So I propose a columnist strike, a hot take moratorium, a sound-bite freeze. The only response that could possibly match this gut-punching tragedy isn’t made up of words but silence.

I envision blank blog posts, empty sets, magazine pages slick and white from edge to edge. I want to open up The Washington Post or The New York Times and find the grainy gray of naked newspaper stock in place of columnists’ prose.

Let’s fill Twitter with dead space and leave Facebook with a total absence of “likes.”

Let the cable talking heads mute themselves.

Hear in that noiselessness the echo all the prayers and the pleas, all the policy proposals and screeds that were written about the last mass shooting, and the one before that and the one before the one before that. Hear the thundering clap of absolute inaction in Congress, and the crazed, giddy titter of those loosening gun laws state by state. Hear the voices that don’t speak, that can’t, the conversations some families will never get to have.

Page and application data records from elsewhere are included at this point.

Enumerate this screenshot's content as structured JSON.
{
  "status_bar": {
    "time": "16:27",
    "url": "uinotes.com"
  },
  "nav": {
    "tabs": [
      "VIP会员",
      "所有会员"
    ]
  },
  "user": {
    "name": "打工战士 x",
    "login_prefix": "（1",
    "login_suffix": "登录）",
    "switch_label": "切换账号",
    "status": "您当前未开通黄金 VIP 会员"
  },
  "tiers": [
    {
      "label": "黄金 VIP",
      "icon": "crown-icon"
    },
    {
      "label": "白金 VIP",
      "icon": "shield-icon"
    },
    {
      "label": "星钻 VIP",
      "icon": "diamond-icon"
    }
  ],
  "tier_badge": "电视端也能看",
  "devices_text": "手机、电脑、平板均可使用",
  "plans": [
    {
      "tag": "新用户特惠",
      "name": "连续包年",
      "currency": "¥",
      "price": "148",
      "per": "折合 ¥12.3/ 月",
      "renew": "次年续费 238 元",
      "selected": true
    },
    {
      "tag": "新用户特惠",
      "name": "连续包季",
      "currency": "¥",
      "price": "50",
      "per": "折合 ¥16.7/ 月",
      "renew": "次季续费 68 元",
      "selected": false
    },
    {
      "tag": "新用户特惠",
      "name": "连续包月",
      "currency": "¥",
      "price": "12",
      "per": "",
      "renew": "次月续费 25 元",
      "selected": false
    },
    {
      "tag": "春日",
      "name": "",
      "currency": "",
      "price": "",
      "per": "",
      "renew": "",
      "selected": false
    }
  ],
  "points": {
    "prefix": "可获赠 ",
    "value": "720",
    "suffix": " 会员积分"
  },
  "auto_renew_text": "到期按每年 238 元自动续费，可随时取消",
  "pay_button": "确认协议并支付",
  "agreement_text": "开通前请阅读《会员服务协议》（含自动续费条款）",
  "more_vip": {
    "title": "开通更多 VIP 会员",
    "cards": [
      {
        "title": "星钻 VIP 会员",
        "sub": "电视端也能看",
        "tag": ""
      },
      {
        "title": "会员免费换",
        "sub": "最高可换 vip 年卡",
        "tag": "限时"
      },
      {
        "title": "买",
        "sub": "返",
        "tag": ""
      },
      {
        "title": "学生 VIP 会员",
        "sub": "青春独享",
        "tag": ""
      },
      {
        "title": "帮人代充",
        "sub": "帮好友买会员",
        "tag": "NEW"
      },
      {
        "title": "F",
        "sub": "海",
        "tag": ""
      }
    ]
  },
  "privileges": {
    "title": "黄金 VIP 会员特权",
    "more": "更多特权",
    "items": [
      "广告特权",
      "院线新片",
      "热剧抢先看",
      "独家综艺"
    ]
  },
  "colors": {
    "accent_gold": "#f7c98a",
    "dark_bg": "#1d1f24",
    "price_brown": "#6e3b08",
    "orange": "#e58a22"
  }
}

What I want is not a “national moment of silence,” nor really a prayer. I don’t wish to summon contemplation or reflection but choking sobs and knotted throats. I want to share with the world the wordless groan that is the only prayer the grieving have.

I want a strike, a shutdown, a refusal to move. Not just inaction as a pause—rather, stillness as an action in itself.

I don’t think what I want to happen actually can happen, not in this world. The media machine inexorably churns and, less reflexively, our mutual ache and mourning demands recognition on screens and off.

Then again, our suspension of discussion doesn’t have to last forever. I don’t want to create a vacuum so much as create awareness about how much has already been said.

There’s nothing left to say, so let’s just not say it.

I write this, my fingers cold and my heart broken and hesitating before I press “send.” If I publish this column now, if I let this idea into the world after this slaughter…Why, then, what will we do after the next?

 

By: Ana Marie Cox, The Daily Beast, December 3, 2015

December 4, 2015 Posted by | Congress, Mass Shootings, San Bernardino, Sandy Hook | , , , , , , , , | 1 Comment

   

%d bloggers like this: